**What to work on:** The answer must be an exact copy of the records, with every picture removed.

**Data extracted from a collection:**
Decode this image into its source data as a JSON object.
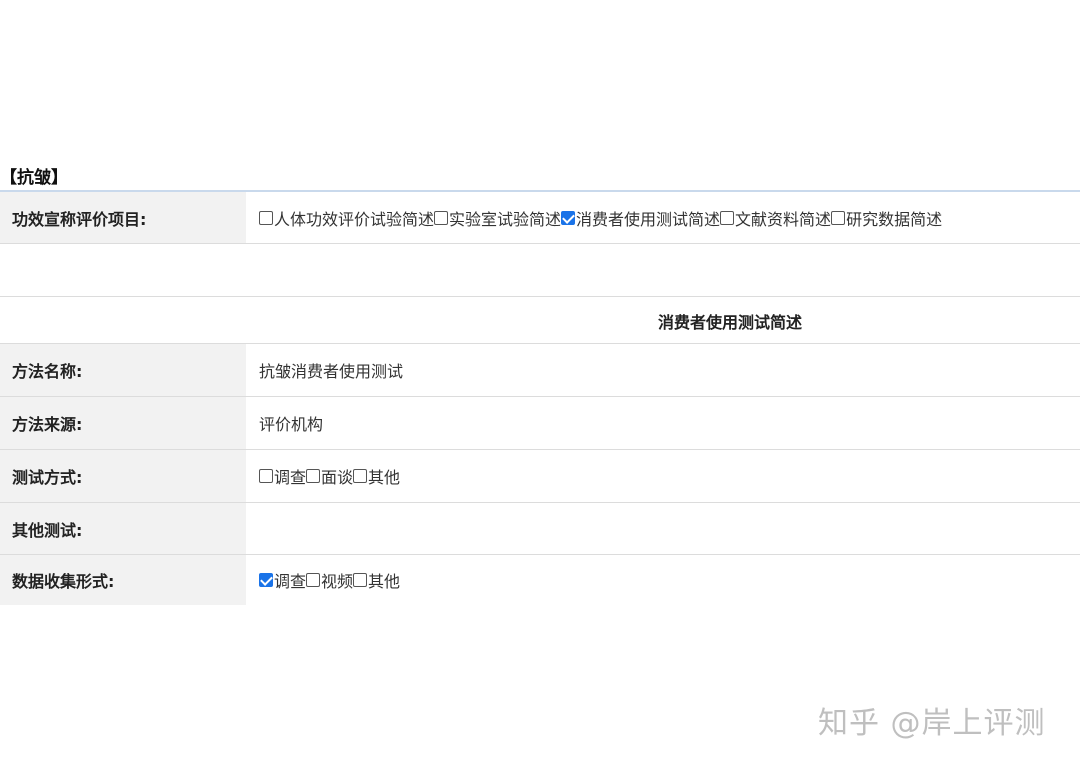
{
  "section": {
    "title": "【抗皱】"
  },
  "claim_row": {
    "label": "功效宣称评价项目:",
    "options": [
      {
        "label": "人体功效评价试验简述",
        "checked": false
      },
      {
        "label": "实验室试验简述",
        "checked": false
      },
      {
        "label": "消费者使用测试简述",
        "checked": true
      },
      {
        "label": "文献资料简述",
        "checked": false
      },
      {
        "label": "研究数据简述",
        "checked": false
      }
    ]
  },
  "subheading": "消费者使用测试简述",
  "fields": {
    "method_name": {
      "label": "方法名称:",
      "value": "抗皱消费者使用测试"
    },
    "method_source": {
      "label": "方法来源:",
      "value": "评价机构"
    },
    "test_method": {
      "label": "测试方式:",
      "options": [
        {
          "label": "调查",
          "checked": false
        },
        {
          "label": "面谈",
          "checked": false
        },
        {
          "label": "其他",
          "checked": false
        }
      ]
    },
    "other_test": {
      "label": "其他测试:",
      "value": ""
    },
    "data_collection": {
      "label": "数据收集形式:",
      "options": [
        {
          "label": "调查",
          "checked": true
        },
        {
          "label": "视频",
          "checked": false
        },
        {
          "label": "其他",
          "checked": false
        }
      ]
    }
  },
  "watermark": "知乎 @岸上评测",
  "colors": {
    "label_bg": "#f2f2f2",
    "checkbox_checked": "#1a73e8",
    "divider": "#dcdcdc",
    "top_line": "#c9d9ec"
  }
}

**Response to the task:**
Decode this image into its source data as a JSON object.
{
  "section": {
    "title": "【抗皱】"
  },
  "claim_row": {
    "label": "功效宣称评价项目:",
    "options": [
      {
        "label": "人体功效评价试验简述",
        "checked": false
      },
      {
        "label": "实验室试验简述",
        "checked": false
      },
      {
        "label": "消费者使用测试简述",
        "checked": true
      },
      {
        "label": "文献资料简述",
        "checked": false
      },
      {
        "label": "研究数据简述",
        "checked": false
      }
    ]
  },
  "subheading": "消费者使用测试简述",
  "fields": {
    "method_name": {
      "label": "方法名称:",
      "value": "抗皱消费者使用测试"
    },
    "method_source": {
      "label": "方法来源:",
      "value": "评价机构"
    },
    "test_method": {
      "label": "测试方式:",
      "options": [
        {
          "label": "调查",
          "checked": false
        },
        {
          "label": "面谈",
          "checked": false
        },
        {
          "label": "其他",
          "checked": false
        }
      ]
    },
    "other_test": {
      "label": "其他测试:",
      "value": ""
    },
    "data_collection": {
      "label": "数据收集形式:",
      "options": [
        {
          "label": "调查",
          "checked": true
        },
        {
          "label": "视频",
          "checked": false
        },
        {
          "label": "其他",
          "checked": false
        }
      ]
    }
  },
  "watermark": "知乎 @岸上评测",
  "colors": {
    "label_bg": "#f2f2f2",
    "checkbox_checked": "#1a73e8",
    "divider": "#dcdcdc",
    "top_line": "#c9d9ec"
  }
}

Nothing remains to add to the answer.